▶ Assignment:
State how many lines of the entries hold the string "JSON". Reply with the number alone.

┌─ Source data

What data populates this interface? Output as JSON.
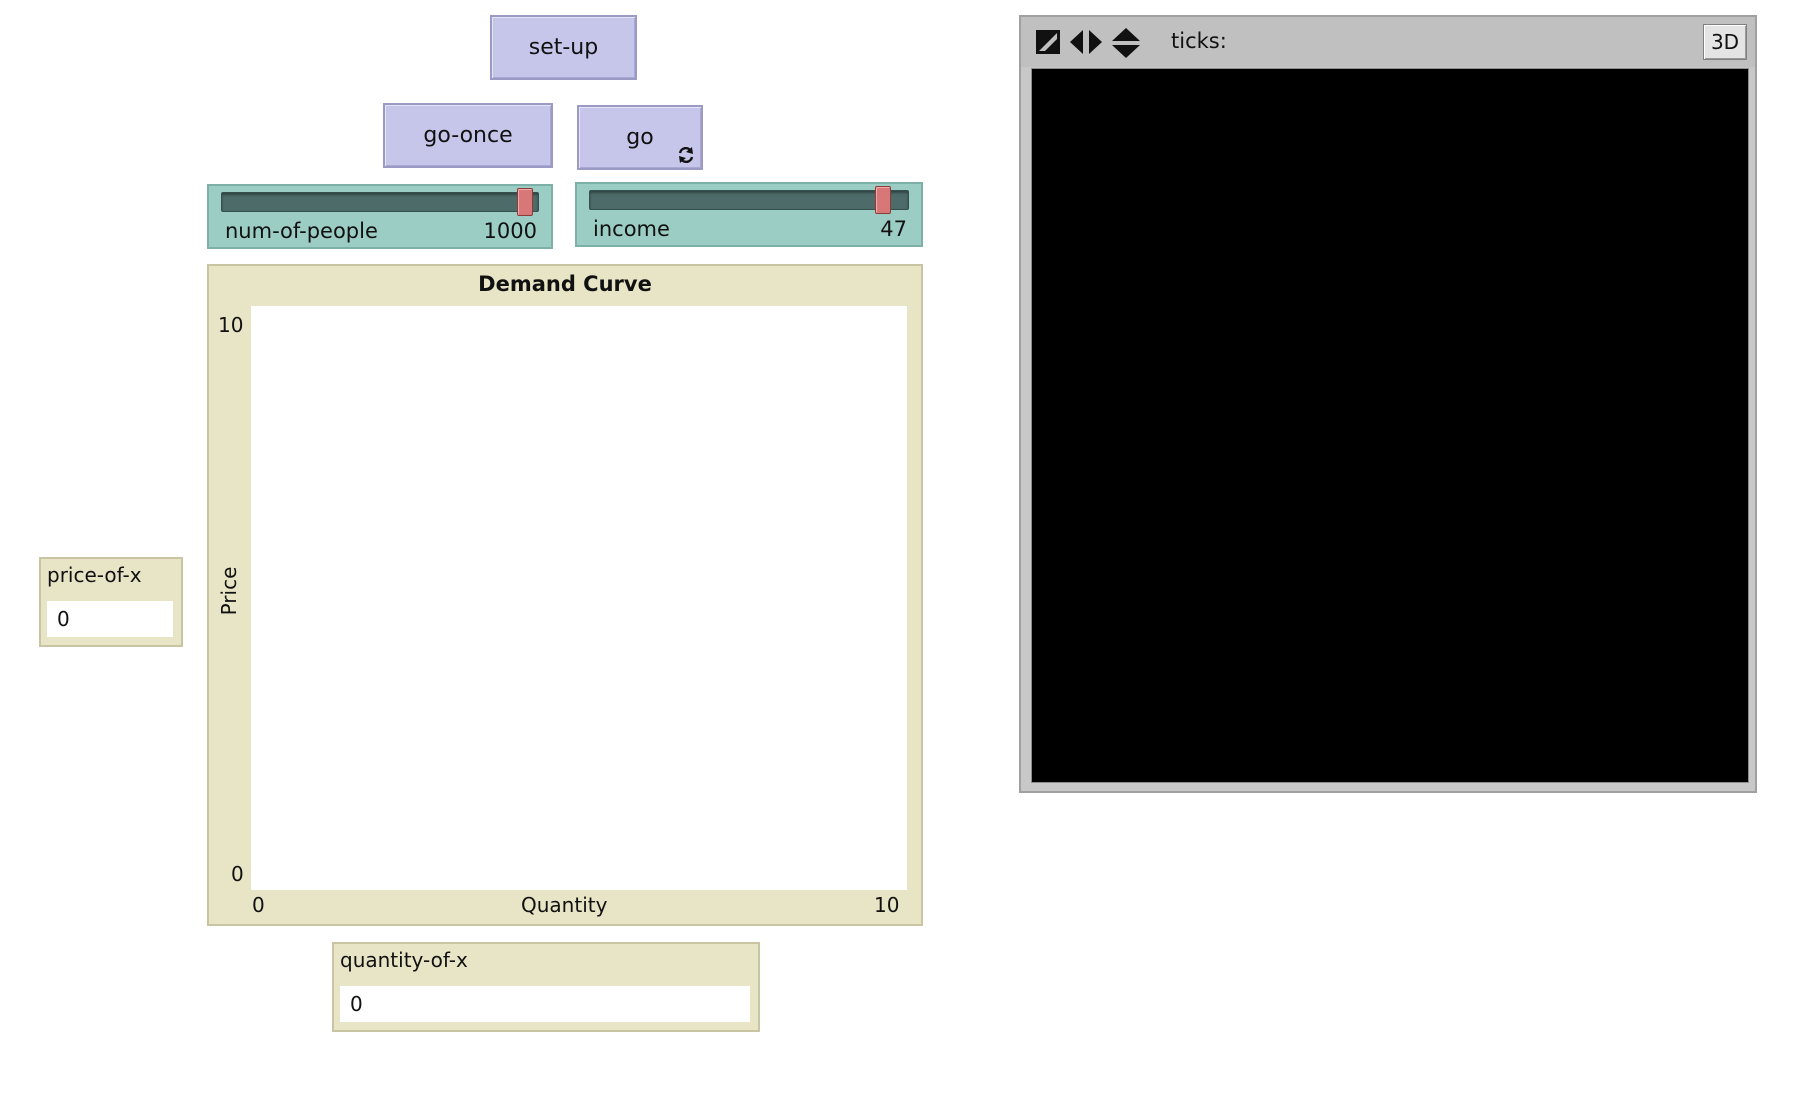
{
  "buttons": {
    "setup": "set-up",
    "go_once": "go-once",
    "go": "go",
    "go_forever_icon": "forever-loop-icon"
  },
  "sliders": {
    "num_of_people": {
      "label": "num-of-people",
      "value": "1000",
      "fraction": 0.98
    },
    "income": {
      "label": "income",
      "value": "47",
      "fraction": 0.94
    }
  },
  "plot": {
    "title": "Demand Curve",
    "chart_data": {
      "type": "line",
      "title": "Demand Curve",
      "xlabel": "Quantity",
      "ylabel": "Price",
      "xlim": [
        0,
        10
      ],
      "ylim": [
        0,
        10
      ],
      "x_tick_labels": [
        "0",
        "10"
      ],
      "y_tick_labels": [
        "10",
        "0"
      ],
      "series": []
    }
  },
  "monitors": {
    "price_of_x": {
      "label": "price-of-x",
      "value": "0"
    },
    "quantity_of_x": {
      "label": "quantity-of-x",
      "value": "0"
    }
  },
  "world": {
    "ticks_label": "ticks:",
    "ticks_value": "",
    "three_d_label": "3D",
    "background": "#000000"
  },
  "colors": {
    "button": "#c6c6ea",
    "slider": "#9ccdc4",
    "slider_thumb": "#d77777",
    "plot_bg": "#e8e5c6",
    "monitor_bg": "#e8e5c6",
    "toolbar": "#c0c0c0"
  }
}
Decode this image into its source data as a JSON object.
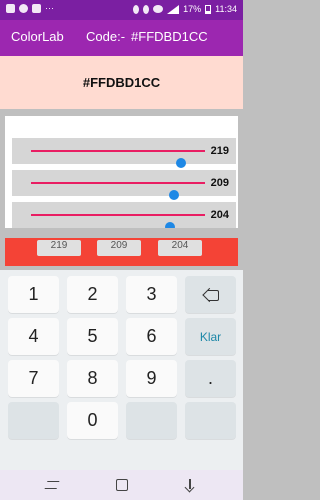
{
  "status_bar": {
    "battery": "17%",
    "time": "11:34"
  },
  "app_bar": {
    "title": "ColorLab",
    "code_label": "Code:-",
    "code_value": "#FFDBD1CC"
  },
  "preview": {
    "hex": "#FFDBD1CC",
    "color": "#ffdbd1"
  },
  "sliders": [
    {
      "value": "219",
      "fraction": 0.86
    },
    {
      "value": "209",
      "fraction": 0.82
    },
    {
      "value": "204",
      "fraction": 0.8
    }
  ],
  "chips": [
    "219",
    "209",
    "204"
  ],
  "keyboard": {
    "row1": [
      "1",
      "2",
      "3"
    ],
    "row2": [
      "4",
      "5",
      "6"
    ],
    "row3": [
      "7",
      "8",
      "9"
    ],
    "row4": [
      "0"
    ],
    "action_label": "Klar",
    "dot": "."
  },
  "colors": {
    "status_bar": "#7b1fa2",
    "app_bar": "#9c27b0",
    "slider_track": "#e91e63",
    "slider_thumb": "#1e88e5",
    "red_band": "#f44336"
  }
}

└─

▶ Response box:
2